His family acquired the fortress of Tusculum from Ptolemy II somehow before December 1152, when he sold his rights over Tusculum to Pope Eugene III. In 1155, he acted on behalf of Adrian IV in negotiations with Frederick Barbarossa. In 1156, he was at Benevento to accept the submission of William I of Sicily to the pope. This submission resulted in the confirmation of the Treaty of Benevento. After the papal election of 7 September 1159, Oddone wrote to Louis VII of France exhorting him to support Alexander III. When Alexander was arrested by supporters of the imperialist Antipope Victor IV, it was Oddone who freed him and sent to safety in Campania.

Oddone took over the military leadership of the city of Rome during the absence of Alexander and even afterwards. His son Leo was captured in battle with the emperor's troops in 1167 and he himself led the largest army of Roman citizens since the days of the Roman Empire into battle at Monte Porzio, where he was defeated by Christian I, Archbishop of Mainz.[2]

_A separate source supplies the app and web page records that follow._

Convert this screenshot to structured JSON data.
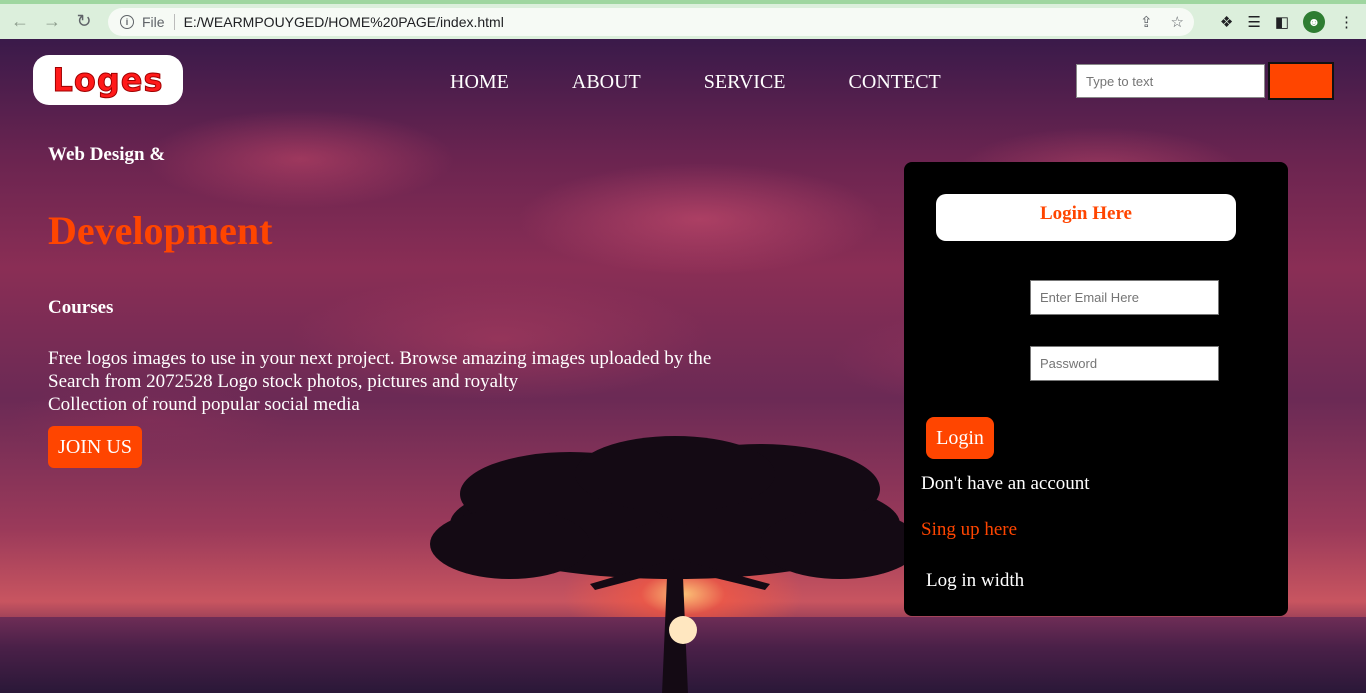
{
  "browser": {
    "file_label": "File",
    "url": "E:/WEARMPOUYGED/HOME%20PAGE/index.html"
  },
  "header": {
    "logo_text": "Loges",
    "nav": [
      "HOME",
      "ABOUT",
      "SERVICE",
      "CONTECT"
    ],
    "search_placeholder": "Type to text"
  },
  "hero": {
    "subtitle": "Web Design &",
    "title": "Development",
    "courses": "Courses",
    "paragraph_lines": [
      "Free logos images to use in your next project. Browse amazing images uploaded by the",
      "Search from 2072528 Logo stock photos, pictures and royalty",
      "Collection of round popular social media"
    ],
    "join_label": "JOIN US"
  },
  "login": {
    "title": "Login Here",
    "email_placeholder": "Enter Email Here",
    "password_placeholder": "Password",
    "button_label": "Login",
    "no_account": "Don't have an account",
    "signup_link": "Sing up here",
    "login_with": "Log in width"
  },
  "colors": {
    "accent": "#ff4500",
    "panel_bg": "#000000",
    "logo_red": "#ff1a1a"
  }
}
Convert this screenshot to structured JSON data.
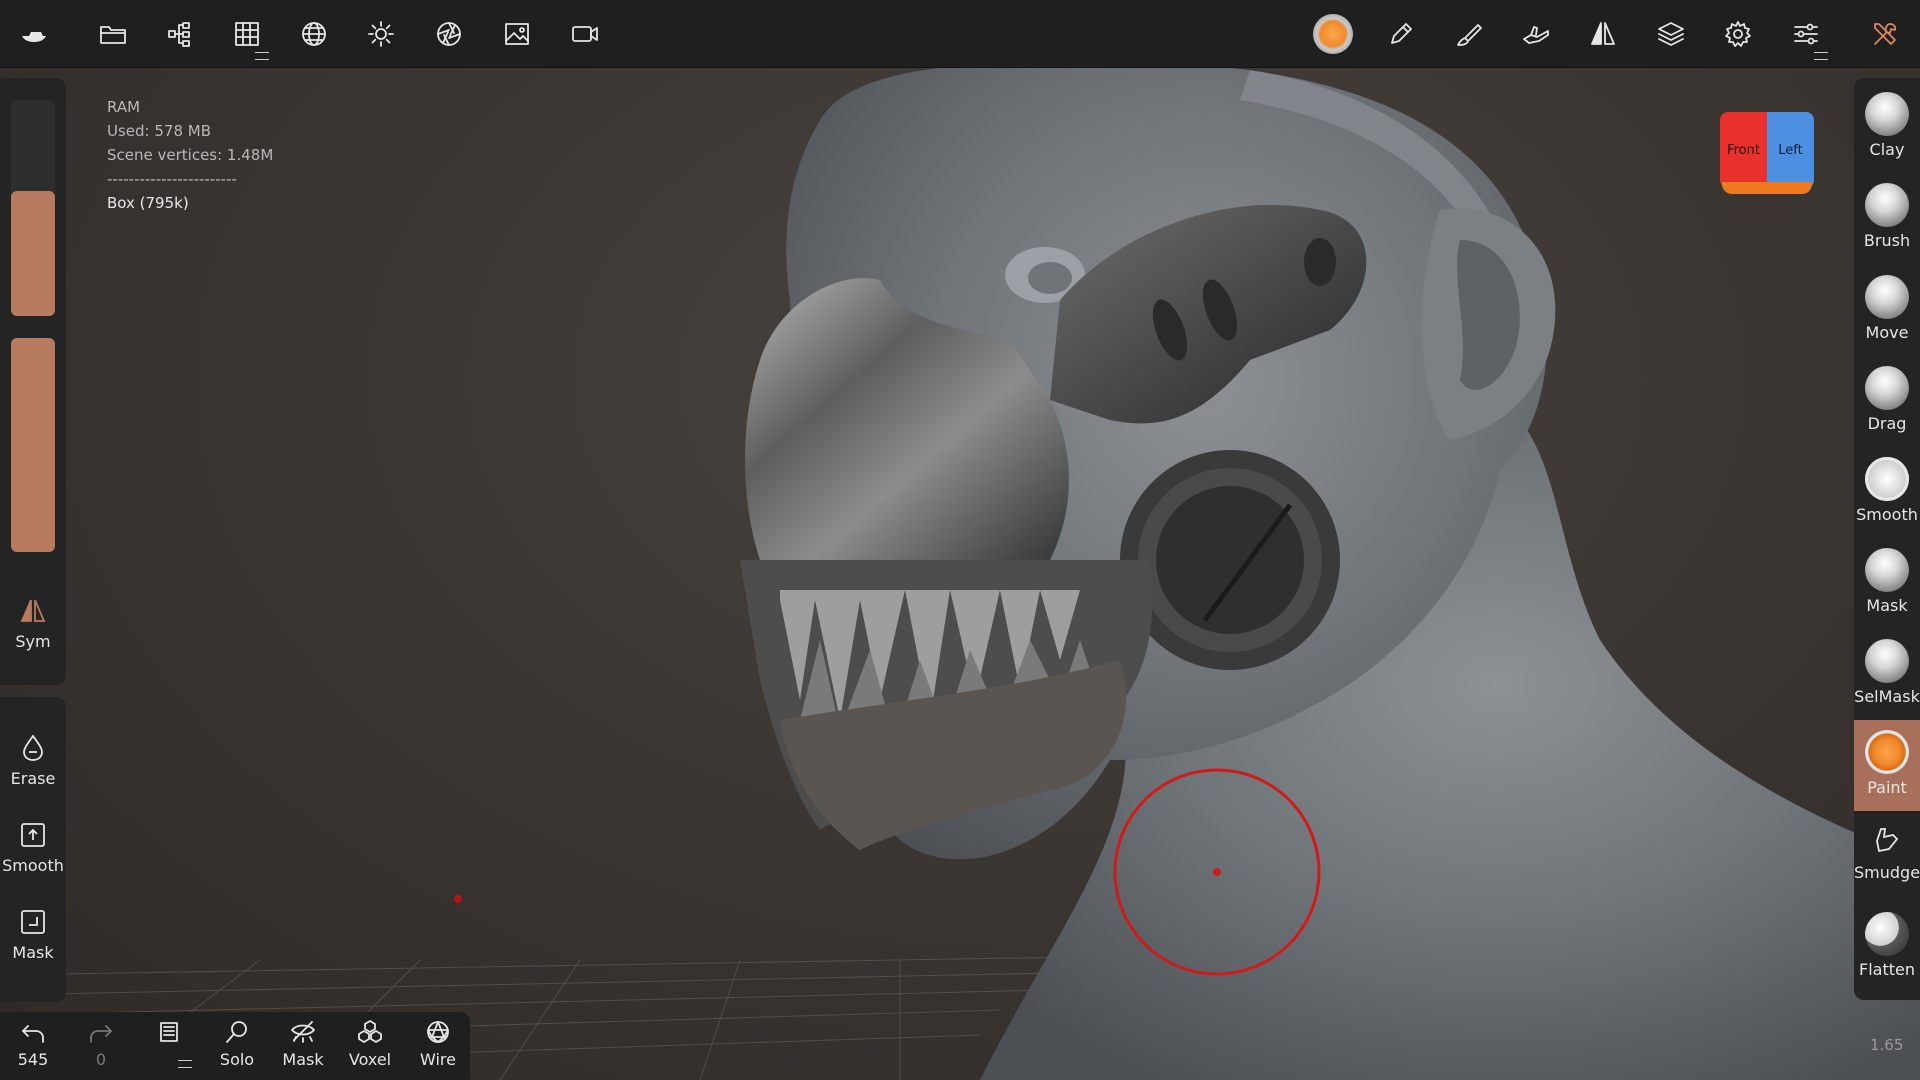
{
  "toolbar": {
    "icons": [
      "boat-logo-icon",
      "folder-icon",
      "scene-tree-icon",
      "grid-icon",
      "sphere-mesh-icon",
      "sun-icon",
      "aperture-icon",
      "image-icon",
      "video-camera-icon"
    ],
    "right_icons": [
      "material-sphere-icon",
      "pencil-icon",
      "paint-brush-icon",
      "hand-drag-icon",
      "symmetry-icon",
      "layers-icon",
      "gear-icon",
      "sliders-icon",
      "tools-icon"
    ]
  },
  "info": {
    "ram_label": "RAM",
    "used": "Used: 578 MB",
    "vertices": "Scene vertices: 1.48M",
    "separator": "------------------------",
    "object": "Box (795k)"
  },
  "left_panel": {
    "radius_value": 0.58,
    "intensity_value": 1.0,
    "sym_label": "Sym",
    "tools": [
      {
        "label": "Erase",
        "icon": "drop-icon"
      },
      {
        "label": "Smooth",
        "icon": "smooth-box-icon"
      },
      {
        "label": "Mask",
        "icon": "mask-box-icon"
      }
    ]
  },
  "right_panel": {
    "tools": [
      {
        "label": "Clay"
      },
      {
        "label": "Brush"
      },
      {
        "label": "Move"
      },
      {
        "label": "Drag"
      },
      {
        "label": "Smooth"
      },
      {
        "label": "Mask"
      },
      {
        "label": "SelMask"
      },
      {
        "label": "Paint",
        "active": true
      },
      {
        "label": "Smudge"
      },
      {
        "label": "Flatten"
      }
    ]
  },
  "bottom_bar": {
    "undo_count": "545",
    "redo_count": "0",
    "solo": "Solo",
    "mask": "Mask",
    "voxel": "Voxel",
    "wire": "Wire"
  },
  "view_cube": {
    "front": "Front",
    "left": "Left"
  },
  "zoom": "1.65",
  "colors": {
    "accent": "#b67b5e",
    "brush_ring": "#d11a1a"
  }
}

In the spring of 1170, Oddone remarried to a woman named Eudoxia, a Byzantine princess. He had a son by her named Emanuele. He died some time not long after.

Notes[edit]

Sources[edit]

  • Caravale, Mario (ed). Dizionario Biografico degli Italiani: L Francesco I Sforza – Gabbi. Rome, 1998.
  • Gregorovius, Ferdinand. Rome in the Middle Ages Vol. II. trans. Annie Hamilton. 1905.